Posted on : Wednesday October 14, 2015

By Sharon Mager

DISTRICT HEIGHTS, Md.— Several Prince George’s County dignitaries showed up to celebrate a new partnership with Forestville New Redeemer Baptist Church (FNRBC) at a ribbon-cutting ceremony on Oct. 8.Ribboncutting

The church entered into a partnership with the county in obedience to God’s call for stewardship.

“It’s an auspicious, glorious day,” Dr. Nathaniel Thomas, pastor of FNRBC said in his opening remarks. “This project we have started here has become a model for the country. The White House is paying attention to what is taking place here,” Thomas said.

FNRBC is the first church to receive the county’s assistance in retrofitting their property to reduce and treat stormwater runoff from approximately 3.35acres under the county’s new Alternative Compliance Program (ACP). The county recently expanded their Clean Water Program (CWP) through the ACP offering substantial stormwater fee reduction credits and grants to qualified religious organizations and other 501(c) nonprofits. The ACP, In addition to cleansing water, will create thousands of new jobs and bolster the local economy.

The improvements at FNRBC are the first of several stormwater infrastructure projects to be unveiled throughout the county within the next year.

As a result of the partnership, at the county’s expense, several rain gardens have been installed in front of the church, and drainage pavers and sand were installed alongside the church. There is a new trench in the middle of the parking lot neatly covered with rocks, and the lot was graded slightly to allow run off to be channeled to the rain garden. More work is planned.

Greg Cannito, managing director of Corvis Solutions, who has been overseeing the contractual work for the partnership said that in addition to cleansing water the partnership will help small, local, minority and disadvantaged businesses, putting them on a sustainable career path.

Adam Ortiz, director of the county department of the environment, said over 50 percent of people living in Prince George’s County leave each morning to work outside the county—giving them less time to volunteer at church and other organizations, less time to spend with their families. And it’s less money being spent in the county. The partnership will help keep those workers in Prince George’s County.

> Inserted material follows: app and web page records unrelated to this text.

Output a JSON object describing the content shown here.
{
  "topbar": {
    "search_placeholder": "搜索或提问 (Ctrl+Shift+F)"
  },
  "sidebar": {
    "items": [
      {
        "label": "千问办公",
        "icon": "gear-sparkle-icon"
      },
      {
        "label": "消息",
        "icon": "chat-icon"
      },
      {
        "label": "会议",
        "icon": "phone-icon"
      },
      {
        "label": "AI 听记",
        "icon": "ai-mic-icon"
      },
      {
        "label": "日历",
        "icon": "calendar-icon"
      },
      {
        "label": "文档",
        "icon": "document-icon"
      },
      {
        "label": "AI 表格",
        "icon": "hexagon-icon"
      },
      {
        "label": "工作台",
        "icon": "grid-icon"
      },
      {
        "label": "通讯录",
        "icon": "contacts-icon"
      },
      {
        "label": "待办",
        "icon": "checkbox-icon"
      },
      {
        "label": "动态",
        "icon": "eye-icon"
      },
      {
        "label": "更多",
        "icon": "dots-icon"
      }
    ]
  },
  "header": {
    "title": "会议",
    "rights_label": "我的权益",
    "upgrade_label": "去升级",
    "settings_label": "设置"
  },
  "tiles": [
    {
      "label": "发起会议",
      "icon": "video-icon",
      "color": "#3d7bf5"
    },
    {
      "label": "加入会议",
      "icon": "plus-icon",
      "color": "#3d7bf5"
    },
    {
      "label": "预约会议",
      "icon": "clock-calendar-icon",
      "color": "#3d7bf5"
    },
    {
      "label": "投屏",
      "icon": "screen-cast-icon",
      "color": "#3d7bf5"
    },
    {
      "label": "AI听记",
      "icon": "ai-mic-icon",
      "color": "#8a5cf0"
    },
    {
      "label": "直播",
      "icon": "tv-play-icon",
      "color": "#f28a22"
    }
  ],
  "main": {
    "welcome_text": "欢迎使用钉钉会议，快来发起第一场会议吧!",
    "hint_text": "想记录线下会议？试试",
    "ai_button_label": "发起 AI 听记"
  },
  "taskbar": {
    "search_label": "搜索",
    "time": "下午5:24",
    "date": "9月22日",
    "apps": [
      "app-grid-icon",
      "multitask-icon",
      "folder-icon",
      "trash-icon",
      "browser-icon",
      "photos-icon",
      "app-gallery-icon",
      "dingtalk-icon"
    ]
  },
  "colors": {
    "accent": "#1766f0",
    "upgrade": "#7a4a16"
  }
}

The agreement wasn’t quick and easy. Thomas and other local pastors were very concerned about the fee, or “rain tax,” imposed on businesses and residents in 2013. The fee was in response to a federal mandate to help filter out the pollutants that end up in storm water runoff after it rains, which eventually end up in the Chesapeake Bay.

“We were polluting too much and needed to clean it up,” Ortiz explained. It was a huge project and county officials were brainstorming ways to best benefit the county. Ortiz said Derrick Davis, Vice-Chair, Prince George’s County Council Member-District 6, said, “Talk to the churches.”

Oritz smiled and shook his head when he shared about the first meetings with a group of pastors. Ortiz said he had a 30-minute slide show but didn’t get too far.

“We had our concerns,” Thomas admitted. Churches were placed in a category with other businesses. “We challenged that, yes we did. Because we wanted to make sure that the first amendment was always adhered to …in terms of our churches being able to be a free agent to do what we were led to do,” he said, adding that the work of the churches is ministering to the least, the lost and the forgotten and to look out for the poor. Thomas said that churches must be vigilant in protection of the first amendment and preventing “backdoor” taxes on churches that could set a very dangerous precedence.

But with discussion came trust and a plan that will benefit the church, the government, create jobs and build the economy. “We had the tremendous opportunity to sit down and listen to each other and find ways to work together,” Ortiz said.

Thomas said the meetings were positive. In the past, “bureaucrats,” generally said what was going to happen. Adam Ortiz did not do that. “We sat and dialoged weeks at a time in dealing with where we are today. I thank God for listening ears and open hearts and people who understand the church is an integral part in making a difference in everything that we do as a community.”

In the process of decision-making, Thomas, with pastors in the Collective Empowerment Group, and in the Prince George’s Baptist Association, took a tour of the Anacostia River with the Anacostia Water Shed Society. They saw the pollution first hand.

“We saw fish with sores, and yet, people are eating those fish.” Thomas was convinced to move forward.

Adam Ortiz said that after meeting with the pastors, he is convinced; churches are indeed special—they have a unique opportunity to educate and inspire people to be good stewards.

Thomas said in other areas, funds are being received from churches but those churches do not see the benefits. The partnership allows churches to see their money being used in ways that benefit the church in addition to the community.

Over 100 churches have signed up to participate in the Alternative Compliance program.

Roland Jones, director of Prince George’s County Office of Central Services said, “This could be the Silicon Valley in Maryland regarding storm water management.”